### PROMPT
Go through the entries, filter for the word "this", and copy every line that has it.
START SOURCE INFORMATION
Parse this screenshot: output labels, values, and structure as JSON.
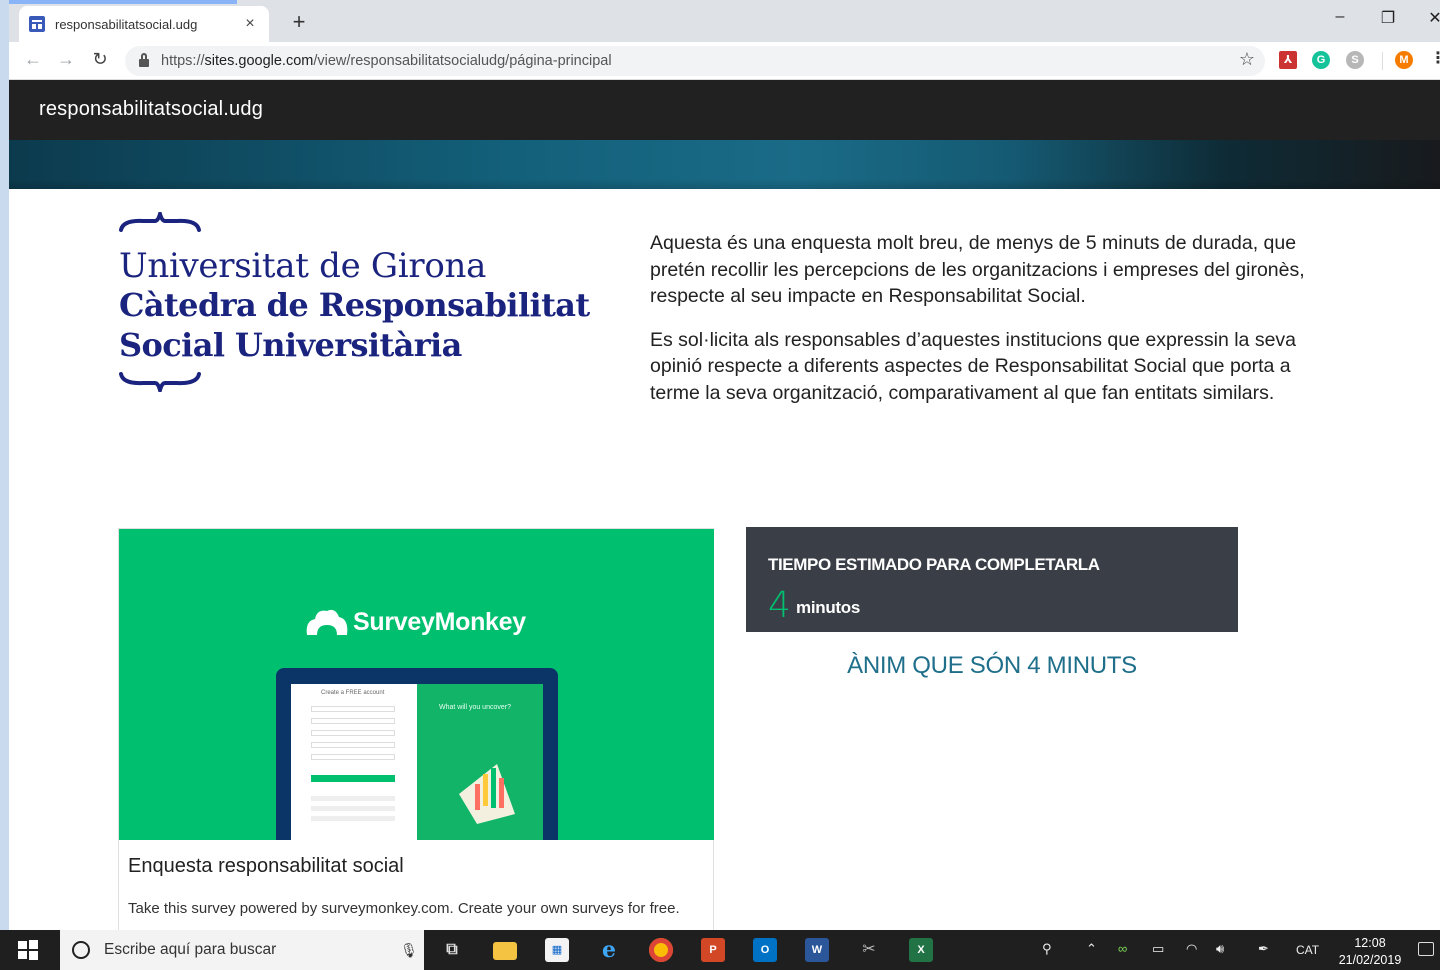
{
  "browser": {
    "tab_title": "responsabilitatsocial.udg",
    "tab_close": "×",
    "new_tab": "+",
    "url_scheme": "https://",
    "url_host": "sites.google.com",
    "url_path": "/view/responsabilitatsocialudg/página-principal",
    "window_controls": {
      "minimize": "–",
      "restore": "❐",
      "close": "✕"
    },
    "extensions": [
      "pdf-icon",
      "grammarly-icon",
      "skype-icon",
      "profile-avatar"
    ],
    "profile_initial": "M",
    "grammarly_letter": "G",
    "skype_letter": "S"
  },
  "site": {
    "title": "responsabilitatsocial.udg",
    "logo": {
      "line1": "Universitat de Girona",
      "line2": "Càtedra de Responsabilitat",
      "line3": "Social Universitària",
      "color": "#1a237e"
    },
    "intro": [
      "Aquesta és una enquesta molt breu, de menys de 5 minuts de durada, que pretén recollir les percepcions de les organitzacions i empreses del gironès, respecte al seu impacte en Responsabilitat Social.",
      "Es sol·licita als responsables d’aquestes institucions que expressin la seva opinió respecte a diferents aspectes de Responsabilitat Social que porta a terme la seva organització, comparativament al que fan entitats similars."
    ],
    "survey_card": {
      "brand": "SurveyMonkey",
      "brand_color": "#00bf6f",
      "preview_form_title": "Create a FREE account",
      "preview_tagline": "What will you uncover?",
      "title": "Enquesta responsabilitat social",
      "subtitle": "Take this survey powered by surveymonkey.com. Create your own surveys for free."
    },
    "time_box": {
      "label": "TIEMPO ESTIMADO PARA COMPLETARLA",
      "value": "4",
      "unit": "minutos"
    },
    "encourage": "ÀNIM QUE SÓN 4 MINUTS"
  },
  "taskbar": {
    "search_placeholder": "Escribe aquí para buscar",
    "pinned": [
      "task-view-icon",
      "file-explorer-icon",
      "store-icon",
      "edge-icon",
      "chrome-icon",
      "powerpoint-icon",
      "outlook-icon",
      "word-icon",
      "snipping-tool-icon",
      "excel-icon"
    ],
    "language": "CAT",
    "time": "12:08",
    "date": "21/02/2019"
  }
}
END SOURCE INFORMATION
### EXERCISE RESPONSE
Parse this screenshot: output labels, values, and structure as JSON.
      "subtitle": "Take this survey powered by surveymonkey.com. Create your own surveys for free."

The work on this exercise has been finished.